Work to be completed - The entries that follow must be written out exactly, without any of the pictures they contain.
-*-
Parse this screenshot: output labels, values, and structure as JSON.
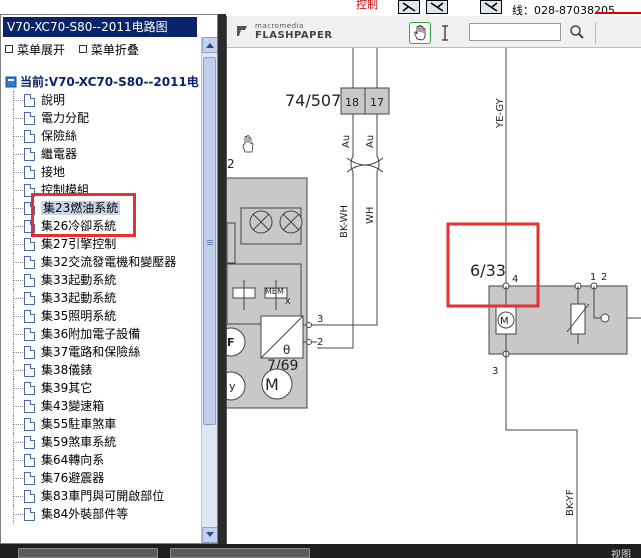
{
  "sidebar": {
    "title": "V70-XC70-S80--2011电路图",
    "actions": [
      "菜单展开",
      "菜单折叠"
    ],
    "current_node": "当前:V70-XC70-S80--2011电",
    "items": [
      {
        "label": "說明"
      },
      {
        "label": "電力分配"
      },
      {
        "label": "保險絲"
      },
      {
        "label": "繼電器"
      },
      {
        "label": "接地"
      },
      {
        "label": "控制模組"
      },
      {
        "label": "集23燃油系統"
      },
      {
        "label": "集26冷卻系統"
      },
      {
        "label": "集27引擎控制"
      },
      {
        "label": "集32交流發電機和變壓器"
      },
      {
        "label": "集33起動系統"
      },
      {
        "label": "集33起動系統"
      },
      {
        "label": "集35照明系統"
      },
      {
        "label": "集36附加電子設備"
      },
      {
        "label": "集37電路和保險絲"
      },
      {
        "label": "集38儀錶"
      },
      {
        "label": "集39其它"
      },
      {
        "label": "集43變速箱"
      },
      {
        "label": "集55駐車煞車"
      },
      {
        "label": "集59煞車系統"
      },
      {
        "label": "集64轉向系"
      },
      {
        "label": "集76避震器"
      },
      {
        "label": "集83車門與可開啟部位"
      },
      {
        "label": "集84外裝部件等"
      }
    ],
    "selected_index": 6
  },
  "top_strip": {
    "text1": "控制",
    "text2": "线：028-87038205"
  },
  "viewer": {
    "brand_top": "macromedia",
    "brand_main": "FLASHPAPER",
    "search_placeholder": ""
  },
  "diagram": {
    "connector_label": "74/507",
    "pin_a": "18",
    "pin_b": "17",
    "wire_au1": "Au",
    "wire_au2": "Au",
    "wire_bkwh": "BK-WH",
    "wire_wh": "WH",
    "wire_yegy": "YE-GY",
    "wire_bkyf": "BK-YF",
    "component_label": "6/33",
    "pin4": "4",
    "pin3_right": "3",
    "pin2_right": "2",
    "pin1_right": "1",
    "module_label": "7/69",
    "pin3_left": "3",
    "pin2_left": "2",
    "module_num": "2",
    "mem_label": "MEM",
    "mem_x": "X",
    "theta": "θ",
    "f_label": "F",
    "y_label": "y",
    "mx_label": "M"
  },
  "taskbar": {
    "right_label": "视图"
  },
  "colors": {
    "title_bar": "#0a246a",
    "highlight": "#e53131",
    "component_fill": "#c8c8c8"
  }
}
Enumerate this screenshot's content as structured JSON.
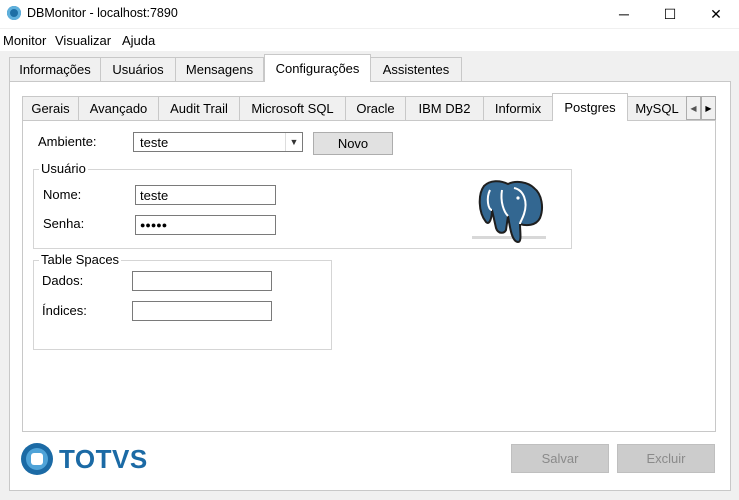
{
  "window": {
    "title": "DBMonitor - localhost:7890",
    "minimize": "─",
    "maximize": "☐",
    "close": "✕"
  },
  "menu": [
    "Monitor",
    "Visualizar",
    "Ajuda"
  ],
  "outer_tabs": [
    "Informações",
    "Usuários",
    "Mensagens",
    "Configurações",
    "Assistentes"
  ],
  "outer_active": "Configurações",
  "inner_tabs": [
    "Gerais",
    "Avançado",
    "Audit Trail",
    "Microsoft SQL",
    "Oracle",
    "IBM DB2",
    "Informix",
    "Postgres",
    "MySQL"
  ],
  "inner_active": "Postgres",
  "form": {
    "ambiente_label": "Ambiente:",
    "ambiente_value": "teste",
    "novo_button": "Novo",
    "usuario_group": "Usuário",
    "nome_label": "Nome:",
    "nome_value": "teste",
    "senha_label": "Senha:",
    "senha_value": "●●●●●",
    "tablespaces_group": "Table Spaces",
    "dados_label": "Dados:",
    "dados_value": "",
    "indices_label": "Índices:",
    "indices_value": ""
  },
  "footer": {
    "brand": "TOTVS",
    "salvar_button": "Salvar",
    "excluir_button": "Excluir"
  },
  "colors": {
    "brand_blue": "#1b6aa5",
    "postgres_blue": "#336791"
  }
}
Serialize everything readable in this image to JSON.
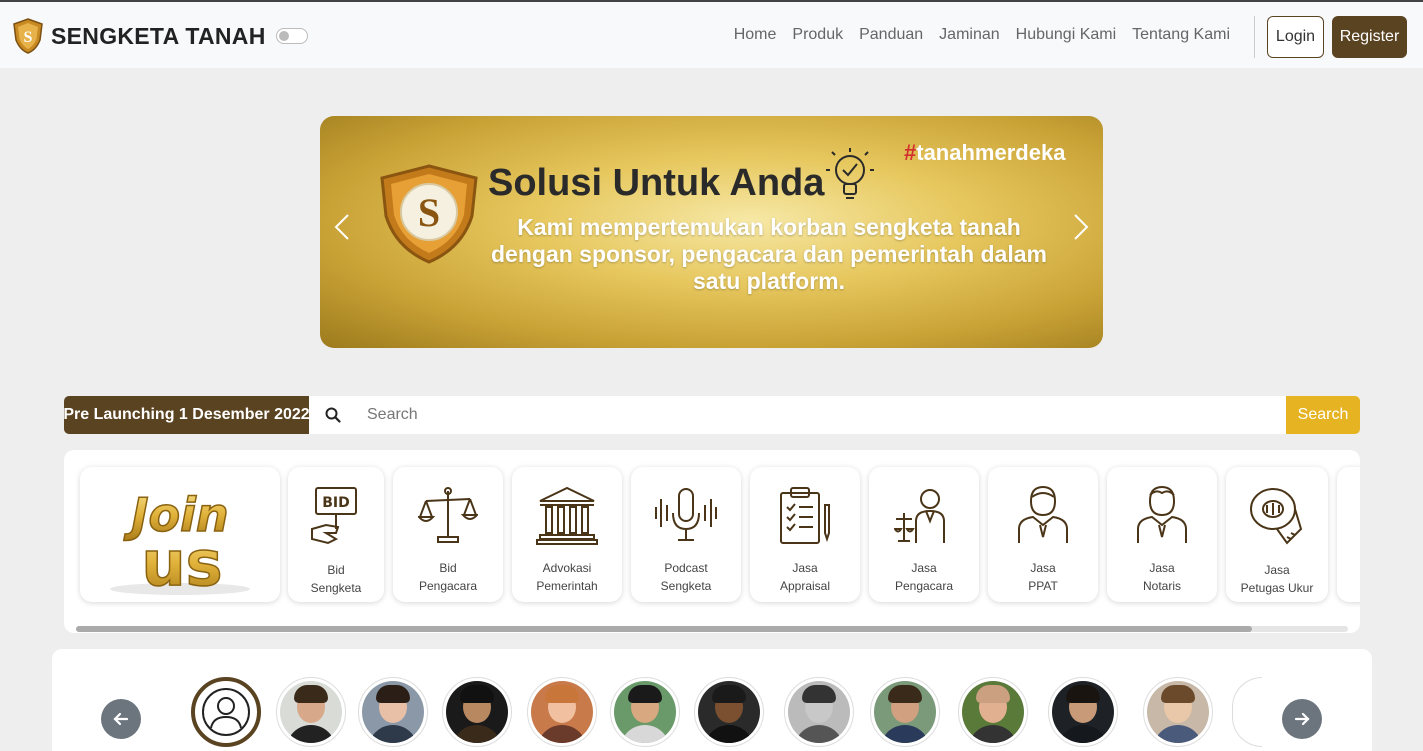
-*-
Reply to the exercise -
Parse this screenshot: output labels, values, and structure as JSON.
{
  "sidebar": {
    "title": "V70-XC70-S80--2011电路图",
    "actions": [
      "菜单展开",
      "菜单折叠"
    ],
    "current_node": "当前:V70-XC70-S80--2011电",
    "items": [
      {
        "label": "說明"
      },
      {
        "label": "電力分配"
      },
      {
        "label": "保險絲"
      },
      {
        "label": "繼電器"
      },
      {
        "label": "接地"
      },
      {
        "label": "控制模組"
      },
      {
        "label": "集23燃油系統"
      },
      {
        "label": "集26冷卻系統"
      },
      {
        "label": "集27引擎控制"
      },
      {
        "label": "集32交流發電機和變壓器"
      },
      {
        "label": "集33起動系統"
      },
      {
        "label": "集33起動系統"
      },
      {
        "label": "集35照明系統"
      },
      {
        "label": "集36附加電子設備"
      },
      {
        "label": "集37電路和保險絲"
      },
      {
        "label": "集38儀錶"
      },
      {
        "label": "集39其它"
      },
      {
        "label": "集43變速箱"
      },
      {
        "label": "集55駐車煞車"
      },
      {
        "label": "集59煞車系統"
      },
      {
        "label": "集64轉向系"
      },
      {
        "label": "集76避震器"
      },
      {
        "label": "集83車門與可開啟部位"
      },
      {
        "label": "集84外裝部件等"
      }
    ],
    "selected_index": 6
  },
  "top_strip": {
    "text1": "控制",
    "text2": "线：028-87038205"
  },
  "viewer": {
    "brand_top": "macromedia",
    "brand_main": "FLASHPAPER",
    "search_placeholder": ""
  },
  "diagram": {
    "connector_label": "74/507",
    "pin_a": "18",
    "pin_b": "17",
    "wire_au1": "Au",
    "wire_au2": "Au",
    "wire_bkwh": "BK-WH",
    "wire_wh": "WH",
    "wire_yegy": "YE-GY",
    "wire_bkyf": "BK-YF",
    "component_label": "6/33",
    "pin4": "4",
    "pin3_right": "3",
    "pin2_right": "2",
    "pin1_right": "1",
    "module_label": "7/69",
    "pin3_left": "3",
    "pin2_left": "2",
    "module_num": "2",
    "mem_label": "MEM",
    "mem_x": "X",
    "theta": "θ",
    "f_label": "F",
    "y_label": "y",
    "mx_label": "M"
  },
  "taskbar": {
    "right_label": "视图"
  },
  "colors": {
    "title_bar": "#0a246a",
    "highlight": "#e53131",
    "component_fill": "#c8c8c8"
  }
}
Enumerate this screenshot's content as structured JSON.
{
  "window": {
    "title": "DBMonitor - localhost:7890",
    "minimize": "─",
    "maximize": "☐",
    "close": "✕"
  },
  "menu": [
    "Monitor",
    "Visualizar",
    "Ajuda"
  ],
  "outer_tabs": [
    "Informações",
    "Usuários",
    "Mensagens",
    "Configurações",
    "Assistentes"
  ],
  "outer_active": "Configurações",
  "inner_tabs": [
    "Gerais",
    "Avançado",
    "Audit Trail",
    "Microsoft SQL",
    "Oracle",
    "IBM DB2",
    "Informix",
    "Postgres",
    "MySQL"
  ],
  "inner_active": "Postgres",
  "form": {
    "ambiente_label": "Ambiente:",
    "ambiente_value": "teste",
    "novo_button": "Novo",
    "usuario_group": "Usuário",
    "nome_label": "Nome:",
    "nome_value": "teste",
    "senha_label": "Senha:",
    "senha_value": "●●●●●",
    "tablespaces_group": "Table Spaces",
    "dados_label": "Dados:",
    "dados_value": "",
    "indices_label": "Índices:",
    "indices_value": ""
  },
  "footer": {
    "brand": "TOTVS",
    "salvar_button": "Salvar",
    "excluir_button": "Excluir"
  },
  "colors": {
    "brand_blue": "#1b6aa5",
    "postgres_blue": "#336791"
  }
}
Serialize everything readable in this image to JSON.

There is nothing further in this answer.